Meg Jordan was walking her dog along the East San Rafael shoreline this week when she caught sight of something she had never seen before — a sprawling mass of tule grass, branches and garbage floating near Spinnaker Point.
A powerful storm hit California with the first in a new series of rainstorms moving across the northern half of the state while the south awaited a rains that forecasters said could be the strongest in years if not decades.
The frantic effort over the last few days to lower water levels at Oroville Dam after the structure’s two spillways became damaged is part of a larger drama playing out as California rapidly shifts from extreme drought to intense deluges.
Officials raced to drain more water from a lake behind battered Oroville Dam as new storms began rolling into Northern California on Wednesday and tested the quick repairs made to damaged spillways that raised flood fears.
The Oroville Dam debacle is a wake-up call to California. If we heed the call, we may be able to avoid what could certainly be other disasters and wrong turns in the state water system as we head into an age typified by extreme weather events associated with climate change.
The critical document that determines how much space should be left in Lake Oroville for flood control during the rainy season hasn’t been updated since 1970, and it uses climatological data and runoff projections so old they don’t account for two of the biggest floods ever to strike the region. … Most recently, the issue of outdated dam manuals came up in the context of California’s five-year drought.
The crisis at Oroville Dam on the Feather River eased yesterday as state officials gained control over the damaged spillway and allowed the more than 180,000 evacuees to return home. … Now that the immediate crisis is past, we should take the opportunity to review how we manage California’s big dams—and what changes would help us do so more effectively in future.
With both spillways badly damaged and a new storm approaching, America’s tallest dam on Tuesday became the site of a desperate operation to fortify the massive structures before they face another major test. … In a sign of the progress made Tuesday, officials downgraded the evacuation order to a warning, allowing all evacuated residents to return home.
Orange County has been sued for the second time in four days over allegations that it broke the law when it recently cleared out portions of a homeless encampment along the riverbed in Orange to make room to stockpile boulders and sand for flood control purposes.
While crews kept up emergency levee repairs on Tyler Island on Tuesday, the San Joaquin River woke up and stretched her arms, finally reaching flood stage after languishing for several years as a weed-choked, drought-diminished trickle.
President Trump issued major disaster declarations to enable federal funding for California on two fronts — to aid with the Oroville Dam spillway damage and mass evacuations and to help the state deal with the widespread effects of January’s storms.
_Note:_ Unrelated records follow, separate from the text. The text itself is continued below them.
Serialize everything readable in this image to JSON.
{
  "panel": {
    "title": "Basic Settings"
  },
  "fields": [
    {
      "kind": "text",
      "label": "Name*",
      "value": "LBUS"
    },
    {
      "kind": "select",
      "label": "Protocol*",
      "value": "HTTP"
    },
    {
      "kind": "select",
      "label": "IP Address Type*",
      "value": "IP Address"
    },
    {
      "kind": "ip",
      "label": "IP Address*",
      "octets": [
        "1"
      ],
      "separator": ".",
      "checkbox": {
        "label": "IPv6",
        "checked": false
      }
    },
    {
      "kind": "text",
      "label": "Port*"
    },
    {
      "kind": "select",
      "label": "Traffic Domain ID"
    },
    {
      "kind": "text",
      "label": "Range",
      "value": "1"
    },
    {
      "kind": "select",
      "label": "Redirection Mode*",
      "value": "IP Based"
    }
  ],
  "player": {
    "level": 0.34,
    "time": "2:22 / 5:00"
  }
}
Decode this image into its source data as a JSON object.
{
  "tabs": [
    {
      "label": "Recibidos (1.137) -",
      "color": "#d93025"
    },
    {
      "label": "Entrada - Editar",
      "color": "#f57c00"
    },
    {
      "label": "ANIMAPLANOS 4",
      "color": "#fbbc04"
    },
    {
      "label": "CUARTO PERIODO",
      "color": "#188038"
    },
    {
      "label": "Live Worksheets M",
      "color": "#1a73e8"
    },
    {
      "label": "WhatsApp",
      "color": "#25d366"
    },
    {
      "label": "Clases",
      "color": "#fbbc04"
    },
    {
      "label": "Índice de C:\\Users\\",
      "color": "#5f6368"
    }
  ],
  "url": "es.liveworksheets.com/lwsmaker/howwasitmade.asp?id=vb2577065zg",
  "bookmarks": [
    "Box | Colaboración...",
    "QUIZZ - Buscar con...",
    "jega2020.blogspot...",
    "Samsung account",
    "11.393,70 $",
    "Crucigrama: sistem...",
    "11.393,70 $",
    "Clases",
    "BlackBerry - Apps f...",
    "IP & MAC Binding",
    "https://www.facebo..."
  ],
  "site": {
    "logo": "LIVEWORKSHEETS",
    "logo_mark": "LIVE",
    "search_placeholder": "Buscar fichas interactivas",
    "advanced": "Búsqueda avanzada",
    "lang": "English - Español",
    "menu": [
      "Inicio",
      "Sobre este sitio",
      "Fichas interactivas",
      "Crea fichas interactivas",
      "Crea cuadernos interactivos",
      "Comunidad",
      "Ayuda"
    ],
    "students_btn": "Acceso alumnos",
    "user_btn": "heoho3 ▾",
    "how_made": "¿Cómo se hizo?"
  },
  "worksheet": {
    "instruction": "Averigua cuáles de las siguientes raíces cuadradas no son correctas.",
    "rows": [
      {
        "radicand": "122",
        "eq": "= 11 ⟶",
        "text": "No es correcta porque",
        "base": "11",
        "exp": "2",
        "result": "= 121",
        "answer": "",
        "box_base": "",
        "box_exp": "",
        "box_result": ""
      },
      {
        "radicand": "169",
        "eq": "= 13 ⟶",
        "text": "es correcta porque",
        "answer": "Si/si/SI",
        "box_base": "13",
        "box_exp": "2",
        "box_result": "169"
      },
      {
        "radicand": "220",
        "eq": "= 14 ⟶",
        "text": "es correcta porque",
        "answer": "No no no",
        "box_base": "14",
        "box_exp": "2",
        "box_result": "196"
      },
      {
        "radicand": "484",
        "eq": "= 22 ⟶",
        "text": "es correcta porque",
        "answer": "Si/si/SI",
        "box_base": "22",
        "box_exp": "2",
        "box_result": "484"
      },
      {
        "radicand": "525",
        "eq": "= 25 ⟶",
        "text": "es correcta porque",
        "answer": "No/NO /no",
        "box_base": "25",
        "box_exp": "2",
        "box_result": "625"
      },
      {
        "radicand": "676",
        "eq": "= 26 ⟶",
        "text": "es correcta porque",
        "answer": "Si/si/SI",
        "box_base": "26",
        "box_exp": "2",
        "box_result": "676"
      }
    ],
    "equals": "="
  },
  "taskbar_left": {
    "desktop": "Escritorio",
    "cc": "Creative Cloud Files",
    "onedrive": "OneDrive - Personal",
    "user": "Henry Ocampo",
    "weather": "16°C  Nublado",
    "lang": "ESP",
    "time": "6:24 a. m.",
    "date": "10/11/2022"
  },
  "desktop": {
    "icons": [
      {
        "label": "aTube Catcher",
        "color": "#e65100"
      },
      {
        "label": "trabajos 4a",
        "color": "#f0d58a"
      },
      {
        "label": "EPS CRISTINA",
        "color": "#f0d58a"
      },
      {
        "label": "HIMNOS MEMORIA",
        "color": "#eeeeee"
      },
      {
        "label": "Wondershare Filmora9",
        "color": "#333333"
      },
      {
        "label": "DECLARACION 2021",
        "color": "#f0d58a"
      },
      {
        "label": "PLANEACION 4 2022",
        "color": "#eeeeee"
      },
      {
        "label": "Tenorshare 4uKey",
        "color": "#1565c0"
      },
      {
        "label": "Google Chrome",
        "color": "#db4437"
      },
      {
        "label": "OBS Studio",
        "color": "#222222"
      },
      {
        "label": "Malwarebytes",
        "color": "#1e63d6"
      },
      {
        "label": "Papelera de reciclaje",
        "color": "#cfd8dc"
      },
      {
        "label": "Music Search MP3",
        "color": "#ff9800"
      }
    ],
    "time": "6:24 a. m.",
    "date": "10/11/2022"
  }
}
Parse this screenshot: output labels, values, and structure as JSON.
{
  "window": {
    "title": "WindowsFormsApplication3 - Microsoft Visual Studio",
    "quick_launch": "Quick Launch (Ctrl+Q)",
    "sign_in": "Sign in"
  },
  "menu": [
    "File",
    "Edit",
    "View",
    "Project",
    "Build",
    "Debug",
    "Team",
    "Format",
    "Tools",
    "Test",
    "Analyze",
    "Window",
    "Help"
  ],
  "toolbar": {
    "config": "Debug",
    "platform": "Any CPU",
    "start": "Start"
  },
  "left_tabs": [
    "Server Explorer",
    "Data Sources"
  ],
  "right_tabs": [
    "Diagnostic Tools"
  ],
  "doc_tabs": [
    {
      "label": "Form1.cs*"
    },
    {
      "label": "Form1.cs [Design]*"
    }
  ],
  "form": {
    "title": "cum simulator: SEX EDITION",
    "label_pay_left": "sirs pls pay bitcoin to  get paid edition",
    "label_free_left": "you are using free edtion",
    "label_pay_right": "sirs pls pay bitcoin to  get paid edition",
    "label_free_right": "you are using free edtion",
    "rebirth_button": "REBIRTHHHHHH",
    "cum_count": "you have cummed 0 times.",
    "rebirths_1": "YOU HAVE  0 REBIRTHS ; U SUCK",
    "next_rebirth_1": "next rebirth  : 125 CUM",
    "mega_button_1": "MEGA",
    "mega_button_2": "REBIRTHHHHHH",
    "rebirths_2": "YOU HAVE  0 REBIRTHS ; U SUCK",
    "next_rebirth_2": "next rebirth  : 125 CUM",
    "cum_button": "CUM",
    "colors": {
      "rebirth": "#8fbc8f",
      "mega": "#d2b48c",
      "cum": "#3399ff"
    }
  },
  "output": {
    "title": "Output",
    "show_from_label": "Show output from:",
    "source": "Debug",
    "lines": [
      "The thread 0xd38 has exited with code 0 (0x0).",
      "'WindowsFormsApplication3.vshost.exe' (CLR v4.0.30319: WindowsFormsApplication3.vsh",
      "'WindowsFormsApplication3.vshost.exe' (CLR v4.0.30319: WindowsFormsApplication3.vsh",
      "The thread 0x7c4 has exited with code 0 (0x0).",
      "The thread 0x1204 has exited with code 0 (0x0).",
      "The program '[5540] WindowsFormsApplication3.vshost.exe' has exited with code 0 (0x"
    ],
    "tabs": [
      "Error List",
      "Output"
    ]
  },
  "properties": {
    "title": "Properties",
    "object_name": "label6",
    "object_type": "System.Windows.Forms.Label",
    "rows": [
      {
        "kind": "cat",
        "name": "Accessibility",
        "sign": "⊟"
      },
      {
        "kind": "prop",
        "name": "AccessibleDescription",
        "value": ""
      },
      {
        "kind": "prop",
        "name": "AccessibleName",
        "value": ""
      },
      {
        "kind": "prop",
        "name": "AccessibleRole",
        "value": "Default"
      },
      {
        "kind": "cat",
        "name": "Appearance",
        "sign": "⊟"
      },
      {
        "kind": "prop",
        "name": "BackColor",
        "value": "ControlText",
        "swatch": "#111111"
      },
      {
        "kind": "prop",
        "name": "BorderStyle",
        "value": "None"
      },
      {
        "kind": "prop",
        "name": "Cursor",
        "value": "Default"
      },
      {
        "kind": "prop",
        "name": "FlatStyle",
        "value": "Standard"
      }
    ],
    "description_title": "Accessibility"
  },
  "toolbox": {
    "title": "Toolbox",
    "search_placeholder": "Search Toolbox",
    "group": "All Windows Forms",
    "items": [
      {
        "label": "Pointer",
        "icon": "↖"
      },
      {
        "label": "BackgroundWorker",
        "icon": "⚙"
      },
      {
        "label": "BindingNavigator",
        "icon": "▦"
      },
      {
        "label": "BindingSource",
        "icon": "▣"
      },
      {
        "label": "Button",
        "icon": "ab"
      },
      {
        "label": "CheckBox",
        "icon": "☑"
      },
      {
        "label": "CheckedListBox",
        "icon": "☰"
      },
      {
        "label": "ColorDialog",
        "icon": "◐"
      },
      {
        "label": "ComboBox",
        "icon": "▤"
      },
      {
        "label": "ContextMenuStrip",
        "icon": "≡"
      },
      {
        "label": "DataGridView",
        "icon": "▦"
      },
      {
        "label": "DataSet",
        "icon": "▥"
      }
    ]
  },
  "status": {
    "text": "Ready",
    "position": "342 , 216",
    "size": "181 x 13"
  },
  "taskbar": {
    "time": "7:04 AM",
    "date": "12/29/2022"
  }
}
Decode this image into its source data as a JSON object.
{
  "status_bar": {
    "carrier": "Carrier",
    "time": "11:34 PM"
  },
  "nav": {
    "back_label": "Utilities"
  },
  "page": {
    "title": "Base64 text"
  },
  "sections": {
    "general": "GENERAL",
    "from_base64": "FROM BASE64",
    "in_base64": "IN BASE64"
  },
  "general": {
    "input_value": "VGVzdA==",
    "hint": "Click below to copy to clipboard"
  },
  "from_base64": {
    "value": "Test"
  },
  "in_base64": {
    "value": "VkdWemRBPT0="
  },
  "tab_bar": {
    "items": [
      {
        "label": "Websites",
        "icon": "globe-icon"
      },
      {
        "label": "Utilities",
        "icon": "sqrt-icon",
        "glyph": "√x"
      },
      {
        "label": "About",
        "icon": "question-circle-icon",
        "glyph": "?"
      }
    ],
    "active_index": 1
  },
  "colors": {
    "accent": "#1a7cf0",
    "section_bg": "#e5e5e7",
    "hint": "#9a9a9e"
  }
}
A year ago, politicians and experts were predicting a near-permanent statewide drought, a “new normal” desert climate. The most vivid example of how wrong they were is that California’s majestic Oroville Dam is currently in danger of spillway failure in a season of record snow and rainfall.
One day after the deterioration of an Oroville Dam spillway forced the evacuation of more than 180,000 people in the Sacramento Valley, a reservoir at the southern end of Santa Clara Valley flirted with an ominous milestone.
Gov. Jerry Brown asked the Trump administration for a federal disaster declaration for the emergency at Oroville Dam on Monday evening, citing the impending arrival of more storms and the potential need to resort again to the dam’s emergency spillway, which has been severely eroded.